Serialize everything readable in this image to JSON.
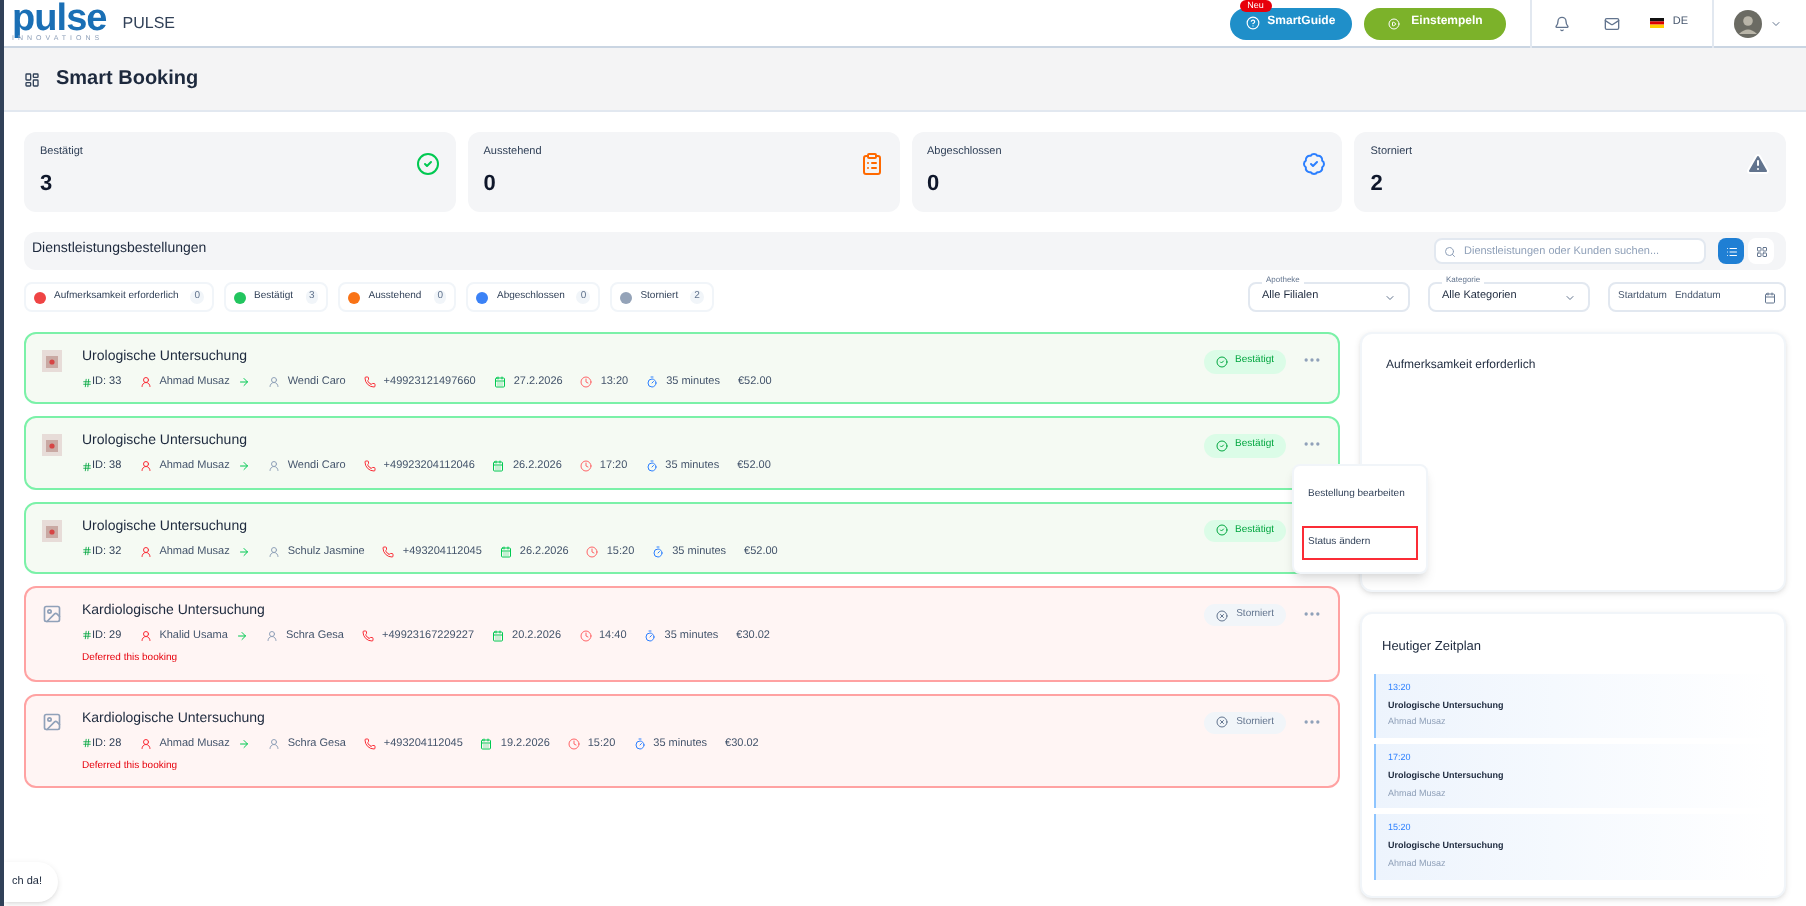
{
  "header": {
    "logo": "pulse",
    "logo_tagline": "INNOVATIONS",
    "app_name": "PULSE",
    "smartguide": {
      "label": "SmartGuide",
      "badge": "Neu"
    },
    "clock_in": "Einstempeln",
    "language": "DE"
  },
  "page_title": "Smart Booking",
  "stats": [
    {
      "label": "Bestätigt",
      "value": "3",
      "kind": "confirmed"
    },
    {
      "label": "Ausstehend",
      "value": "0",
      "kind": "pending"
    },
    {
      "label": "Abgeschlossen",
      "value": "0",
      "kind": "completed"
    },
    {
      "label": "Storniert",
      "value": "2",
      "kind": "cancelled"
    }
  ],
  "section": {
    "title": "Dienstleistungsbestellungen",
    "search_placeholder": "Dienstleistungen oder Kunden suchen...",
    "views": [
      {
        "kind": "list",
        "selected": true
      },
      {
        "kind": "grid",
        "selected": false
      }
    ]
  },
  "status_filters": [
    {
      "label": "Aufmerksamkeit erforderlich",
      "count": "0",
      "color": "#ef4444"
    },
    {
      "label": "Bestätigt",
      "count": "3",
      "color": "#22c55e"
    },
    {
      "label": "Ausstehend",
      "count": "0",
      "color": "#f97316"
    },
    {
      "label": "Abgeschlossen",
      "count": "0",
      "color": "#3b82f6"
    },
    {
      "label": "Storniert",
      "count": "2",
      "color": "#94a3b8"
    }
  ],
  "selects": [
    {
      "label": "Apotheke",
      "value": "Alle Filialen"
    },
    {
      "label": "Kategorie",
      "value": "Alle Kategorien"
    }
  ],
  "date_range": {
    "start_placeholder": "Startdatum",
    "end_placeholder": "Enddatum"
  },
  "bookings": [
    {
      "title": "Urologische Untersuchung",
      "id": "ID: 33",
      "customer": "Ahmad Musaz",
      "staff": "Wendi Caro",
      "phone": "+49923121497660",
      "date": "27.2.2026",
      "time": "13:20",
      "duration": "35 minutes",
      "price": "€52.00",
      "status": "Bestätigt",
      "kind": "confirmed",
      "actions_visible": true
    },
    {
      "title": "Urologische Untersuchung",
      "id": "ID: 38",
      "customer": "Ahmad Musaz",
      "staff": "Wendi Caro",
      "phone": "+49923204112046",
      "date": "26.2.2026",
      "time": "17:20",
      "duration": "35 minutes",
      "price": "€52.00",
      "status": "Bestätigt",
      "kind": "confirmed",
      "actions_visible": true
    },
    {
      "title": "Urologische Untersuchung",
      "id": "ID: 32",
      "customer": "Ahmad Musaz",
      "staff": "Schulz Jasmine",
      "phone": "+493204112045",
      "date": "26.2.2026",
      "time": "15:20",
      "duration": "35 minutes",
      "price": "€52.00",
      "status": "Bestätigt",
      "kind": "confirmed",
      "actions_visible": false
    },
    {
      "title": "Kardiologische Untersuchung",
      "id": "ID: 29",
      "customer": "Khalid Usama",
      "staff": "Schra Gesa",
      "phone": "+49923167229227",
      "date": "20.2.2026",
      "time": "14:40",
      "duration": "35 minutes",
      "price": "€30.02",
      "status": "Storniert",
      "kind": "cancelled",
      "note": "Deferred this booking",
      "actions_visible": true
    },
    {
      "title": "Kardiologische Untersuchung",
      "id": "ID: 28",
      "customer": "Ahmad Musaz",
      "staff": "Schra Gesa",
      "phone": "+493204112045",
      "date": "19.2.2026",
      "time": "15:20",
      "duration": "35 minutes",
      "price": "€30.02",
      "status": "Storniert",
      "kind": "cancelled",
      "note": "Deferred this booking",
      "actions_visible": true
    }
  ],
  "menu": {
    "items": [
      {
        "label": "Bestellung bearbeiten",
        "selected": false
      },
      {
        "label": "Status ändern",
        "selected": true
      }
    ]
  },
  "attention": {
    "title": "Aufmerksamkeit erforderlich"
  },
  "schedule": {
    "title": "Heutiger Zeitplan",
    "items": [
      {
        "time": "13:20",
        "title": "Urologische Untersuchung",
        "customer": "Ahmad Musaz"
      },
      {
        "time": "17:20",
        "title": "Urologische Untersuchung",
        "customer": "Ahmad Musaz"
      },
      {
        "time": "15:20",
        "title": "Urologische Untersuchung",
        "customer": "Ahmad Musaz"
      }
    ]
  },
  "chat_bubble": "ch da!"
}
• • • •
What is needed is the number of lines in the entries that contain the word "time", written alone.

-- ANSWER FOR THE TASK --
8